Guidi closely observes ordinary things and in between, liminal spaces on and around the via Emilia.
“It is a way of bowing down before things. And that is the religious aspect, a respect for things, for the blade of grass and wanting to give back by means of a precise photograph, where the execution of the detail is perfect, absolute, with no grain. The photograph must be absolute, transparent and cannot be corrected and reviewed later. As Didi-Huberman says, for the ancient painters of the 1400s, the act of imitagere or copying nature was in itself an act of devotion. Not necessarily mastery or technical virtuosity but an act of devotion towards things, the “things which are nothing” as Pasolini says.” – Guido Guidi
This still life of a bowl of cherries sitting on a copy of the newspaper La Repubblica was particularly striking: the cherries have long ago rotted away; the events in the paper are long out of date.
There is something zen-like and refreshing in the way each shot is carefully set up and unedited. It brings to mind John Cage’s ‘Silence 4.33’, that reduces music to nothing in order to focus on the surrounding noises.
Sometimes, you will catch a glimpse of the photographer himself in the shot, or the edge of the lens itself. For him, this is part of the process, drawing attention to the fact that a photograph is a frame, not the whole world.
Guidi is opposed to the the idea of the “decisive moment” made popular by Henri Cartier-Bresson. According to Guidi: “All moments are decisive – and none.” His work is not about the decisive moment but the “provisional moment” – the idea that this moment is one of a procession of many.
“All photographs are monuments. If you photograph this cup on the table, for example, it gives it importance. And over time, photographs become more and more like monuments.”
United Welsh Housing invited me to run some printmaking sessions centred around the theme of reconnecting with loved ones through card-making.
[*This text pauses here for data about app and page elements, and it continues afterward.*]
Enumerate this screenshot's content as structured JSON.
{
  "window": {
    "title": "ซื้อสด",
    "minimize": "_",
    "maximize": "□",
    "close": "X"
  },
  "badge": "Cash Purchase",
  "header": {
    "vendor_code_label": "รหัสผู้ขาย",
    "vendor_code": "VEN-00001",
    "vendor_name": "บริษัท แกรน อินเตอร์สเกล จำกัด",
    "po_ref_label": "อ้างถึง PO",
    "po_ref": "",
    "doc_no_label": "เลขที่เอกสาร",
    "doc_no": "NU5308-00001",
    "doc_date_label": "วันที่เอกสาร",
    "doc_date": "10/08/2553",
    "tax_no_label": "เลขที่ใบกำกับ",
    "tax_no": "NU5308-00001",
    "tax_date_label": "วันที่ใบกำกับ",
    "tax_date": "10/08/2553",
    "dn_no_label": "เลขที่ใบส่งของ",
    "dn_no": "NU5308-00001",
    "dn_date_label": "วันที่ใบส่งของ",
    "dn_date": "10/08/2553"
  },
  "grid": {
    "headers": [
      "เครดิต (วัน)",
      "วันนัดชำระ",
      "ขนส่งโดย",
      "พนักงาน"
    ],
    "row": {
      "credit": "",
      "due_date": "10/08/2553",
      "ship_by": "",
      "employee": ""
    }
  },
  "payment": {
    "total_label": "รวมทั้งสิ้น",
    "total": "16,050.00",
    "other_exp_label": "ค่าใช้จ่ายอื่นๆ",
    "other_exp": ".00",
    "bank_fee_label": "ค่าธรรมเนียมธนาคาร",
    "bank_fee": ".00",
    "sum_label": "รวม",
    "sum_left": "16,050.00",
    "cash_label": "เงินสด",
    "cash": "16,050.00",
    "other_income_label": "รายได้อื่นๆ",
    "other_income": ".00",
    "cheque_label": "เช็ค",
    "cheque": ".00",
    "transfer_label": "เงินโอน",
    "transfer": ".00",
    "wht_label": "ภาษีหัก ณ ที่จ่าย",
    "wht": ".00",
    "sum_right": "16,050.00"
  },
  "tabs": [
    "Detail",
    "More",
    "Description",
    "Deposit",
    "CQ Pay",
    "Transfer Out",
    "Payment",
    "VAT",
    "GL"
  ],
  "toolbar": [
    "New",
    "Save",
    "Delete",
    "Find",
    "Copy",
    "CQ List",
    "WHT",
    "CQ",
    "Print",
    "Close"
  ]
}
Libraries in Llanrumney and Ely are transforming into multi-purpose hubs, with a view to connecting and supporting the local community, and we were able to encourage service users of all ages who were there to access other services, to give the printmaking a try.
Participants reported that they found the process of creating their own card designs, inking them up and printing them, very satisfying.
Some of the cards, created using styrofoam pizza bases, etched into and cut out.